Andrew White monumental History of the Warfare of Science with Theology in Christendom was published in 1896. By "theology," White meant the doctrines of Christian conservatives who believe the Bible to be literally true in its history, and therefore an infallible guide on all questions where science and the Scriptures come in conflict.
A few decades later, the battle for a broader interpretation of the Bible --one that would allow the ancient writers to be wrong on scientific topics-- seemed to have been won. At least it seemed won in mainstream churches. Fundamentalism became a minority viewpoint, confined largely to southern churches whose members and clergy were poorly educated, to Pentecostal denominations, and to such fundamentalist sects as Jehovah's Witnesses and Seventh-Day Adventism.
Then, a few decades later, an amazing thing happened. The liberal churches began to decline in attendance, while the fundamentalist churches began to grow. Even students in secular colleges were caught up in the trend. As we all know, the great fundamentalist-evangelical resurgence (the two groups are hard to distinguish) is still on the upswing and rapidly gaining political clout. Fundamentalist pressures on politicians in several states have led to bitter court battles over the teaching of evolution in schools and colleges. Major publishers of science textbooks, motivated by nothing higher than making money, found it necessary to water down references to evolution as a "fact" and to present it, if at all, as unconfirmed theory. Even President Reagan went on record as favoring the teaching of creationism in public schools. If any sociologist predicted this revival of fundamentalist theology in America, I am not aware of it. Indeed, predictions were just the reverse--that fundamentalism was dying.

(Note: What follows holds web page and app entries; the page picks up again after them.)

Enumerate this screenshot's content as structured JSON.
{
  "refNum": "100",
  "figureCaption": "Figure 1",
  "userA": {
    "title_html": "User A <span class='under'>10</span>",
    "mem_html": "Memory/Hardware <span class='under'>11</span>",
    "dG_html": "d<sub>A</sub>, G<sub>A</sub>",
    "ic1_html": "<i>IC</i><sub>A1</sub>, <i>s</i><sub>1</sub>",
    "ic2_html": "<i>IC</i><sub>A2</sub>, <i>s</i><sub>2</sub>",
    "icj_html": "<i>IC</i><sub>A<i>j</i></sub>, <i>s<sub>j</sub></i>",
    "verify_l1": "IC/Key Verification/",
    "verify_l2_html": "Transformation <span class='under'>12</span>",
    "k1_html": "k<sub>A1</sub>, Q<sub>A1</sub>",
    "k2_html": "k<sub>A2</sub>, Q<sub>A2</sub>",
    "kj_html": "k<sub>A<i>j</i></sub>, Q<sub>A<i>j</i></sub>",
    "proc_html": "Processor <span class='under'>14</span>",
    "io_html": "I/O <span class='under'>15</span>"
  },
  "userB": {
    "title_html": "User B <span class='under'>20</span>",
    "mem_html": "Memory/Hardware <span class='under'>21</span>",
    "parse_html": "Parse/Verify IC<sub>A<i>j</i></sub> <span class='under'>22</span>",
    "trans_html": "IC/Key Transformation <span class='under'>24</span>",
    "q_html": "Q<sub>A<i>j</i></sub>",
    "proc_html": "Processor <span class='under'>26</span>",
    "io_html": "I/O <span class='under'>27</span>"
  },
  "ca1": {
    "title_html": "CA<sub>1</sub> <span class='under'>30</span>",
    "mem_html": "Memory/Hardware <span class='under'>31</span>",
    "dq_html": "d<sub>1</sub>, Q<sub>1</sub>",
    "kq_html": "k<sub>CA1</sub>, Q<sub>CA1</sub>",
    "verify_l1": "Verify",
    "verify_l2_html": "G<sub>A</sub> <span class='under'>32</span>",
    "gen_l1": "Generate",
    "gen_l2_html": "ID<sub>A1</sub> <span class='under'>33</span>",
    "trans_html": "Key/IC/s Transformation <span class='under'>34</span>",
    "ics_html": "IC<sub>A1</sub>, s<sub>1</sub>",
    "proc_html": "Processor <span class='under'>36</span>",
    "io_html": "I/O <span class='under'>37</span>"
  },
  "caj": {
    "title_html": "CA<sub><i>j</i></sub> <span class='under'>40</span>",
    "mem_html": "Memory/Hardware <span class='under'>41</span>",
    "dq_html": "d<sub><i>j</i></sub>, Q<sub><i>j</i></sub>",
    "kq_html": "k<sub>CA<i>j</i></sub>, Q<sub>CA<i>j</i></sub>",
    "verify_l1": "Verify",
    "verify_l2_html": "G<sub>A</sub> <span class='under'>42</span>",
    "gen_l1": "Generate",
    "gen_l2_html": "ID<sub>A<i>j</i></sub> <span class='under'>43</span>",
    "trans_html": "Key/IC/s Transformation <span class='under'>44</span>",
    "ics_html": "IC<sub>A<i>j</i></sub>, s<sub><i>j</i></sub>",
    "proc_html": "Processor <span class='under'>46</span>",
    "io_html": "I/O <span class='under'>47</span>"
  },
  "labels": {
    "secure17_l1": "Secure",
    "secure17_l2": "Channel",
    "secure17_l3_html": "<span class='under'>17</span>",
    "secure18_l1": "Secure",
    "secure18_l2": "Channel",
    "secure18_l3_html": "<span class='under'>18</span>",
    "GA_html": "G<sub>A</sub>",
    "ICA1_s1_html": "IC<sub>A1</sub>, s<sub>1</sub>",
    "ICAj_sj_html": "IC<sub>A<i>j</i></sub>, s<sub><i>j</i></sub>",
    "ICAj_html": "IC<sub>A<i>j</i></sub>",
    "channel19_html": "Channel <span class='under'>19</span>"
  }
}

Lessons learned from the famous "monkey trial" in Dayton, where William Jennings Bryan came off as a seedy ignoramus in his clashes with Clarence Darrow, have vanished in the wind so far as fundamentalist leaders are concerned. During the trial Bryan relied heavily on the work of America's top creationist of the day, George McCready Price ( 1870-1963). There were,